# Records for the exercise
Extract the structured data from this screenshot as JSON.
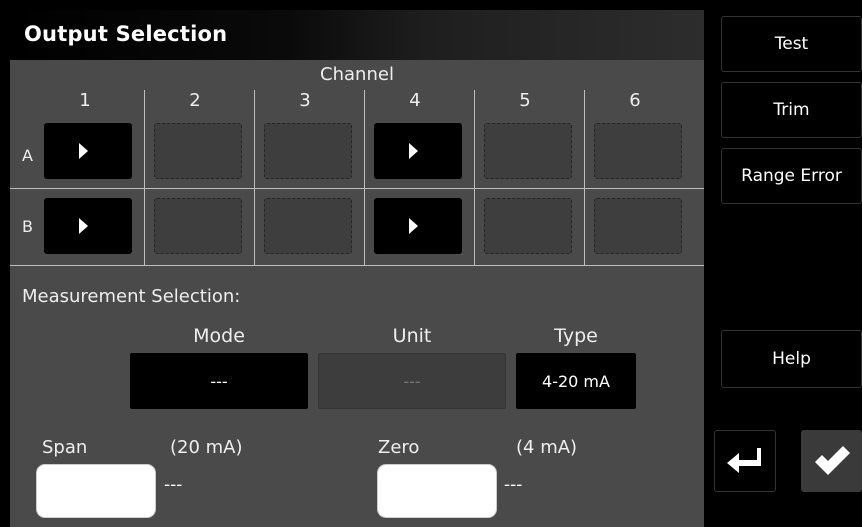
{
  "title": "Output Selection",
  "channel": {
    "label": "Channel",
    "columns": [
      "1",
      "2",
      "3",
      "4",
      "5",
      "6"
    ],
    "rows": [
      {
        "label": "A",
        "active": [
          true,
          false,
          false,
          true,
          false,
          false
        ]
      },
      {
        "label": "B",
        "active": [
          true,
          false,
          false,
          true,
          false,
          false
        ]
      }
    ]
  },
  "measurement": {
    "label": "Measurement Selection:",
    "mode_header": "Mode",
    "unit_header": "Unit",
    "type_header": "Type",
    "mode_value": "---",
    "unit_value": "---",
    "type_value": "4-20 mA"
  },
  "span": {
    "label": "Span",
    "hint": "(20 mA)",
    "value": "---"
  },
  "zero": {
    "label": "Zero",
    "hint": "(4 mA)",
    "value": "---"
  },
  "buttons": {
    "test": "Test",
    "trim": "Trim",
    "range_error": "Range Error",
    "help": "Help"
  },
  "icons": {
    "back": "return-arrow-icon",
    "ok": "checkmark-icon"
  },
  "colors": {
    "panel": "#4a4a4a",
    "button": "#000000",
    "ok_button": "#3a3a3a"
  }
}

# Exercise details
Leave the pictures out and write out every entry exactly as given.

# Result
Extract the structured data from this screenshot as JSON.
{
  "title": "Output Selection",
  "channel": {
    "label": "Channel",
    "columns": [
      "1",
      "2",
      "3",
      "4",
      "5",
      "6"
    ],
    "rows": [
      {
        "label": "A",
        "active": [
          true,
          false,
          false,
          true,
          false,
          false
        ]
      },
      {
        "label": "B",
        "active": [
          true,
          false,
          false,
          true,
          false,
          false
        ]
      }
    ]
  },
  "measurement": {
    "label": "Measurement Selection:",
    "mode_header": "Mode",
    "unit_header": "Unit",
    "type_header": "Type",
    "mode_value": "---",
    "unit_value": "---",
    "type_value": "4-20 mA"
  },
  "span": {
    "label": "Span",
    "hint": "(20 mA)",
    "value": "---"
  },
  "zero": {
    "label": "Zero",
    "hint": "(4 mA)",
    "value": "---"
  },
  "buttons": {
    "test": "Test",
    "trim": "Trim",
    "range_error": "Range Error",
    "help": "Help"
  },
  "icons": {
    "back": "return-arrow-icon",
    "ok": "checkmark-icon"
  },
  "colors": {
    "panel": "#4a4a4a",
    "button": "#000000",
    "ok_button": "#3a3a3a"
  }
}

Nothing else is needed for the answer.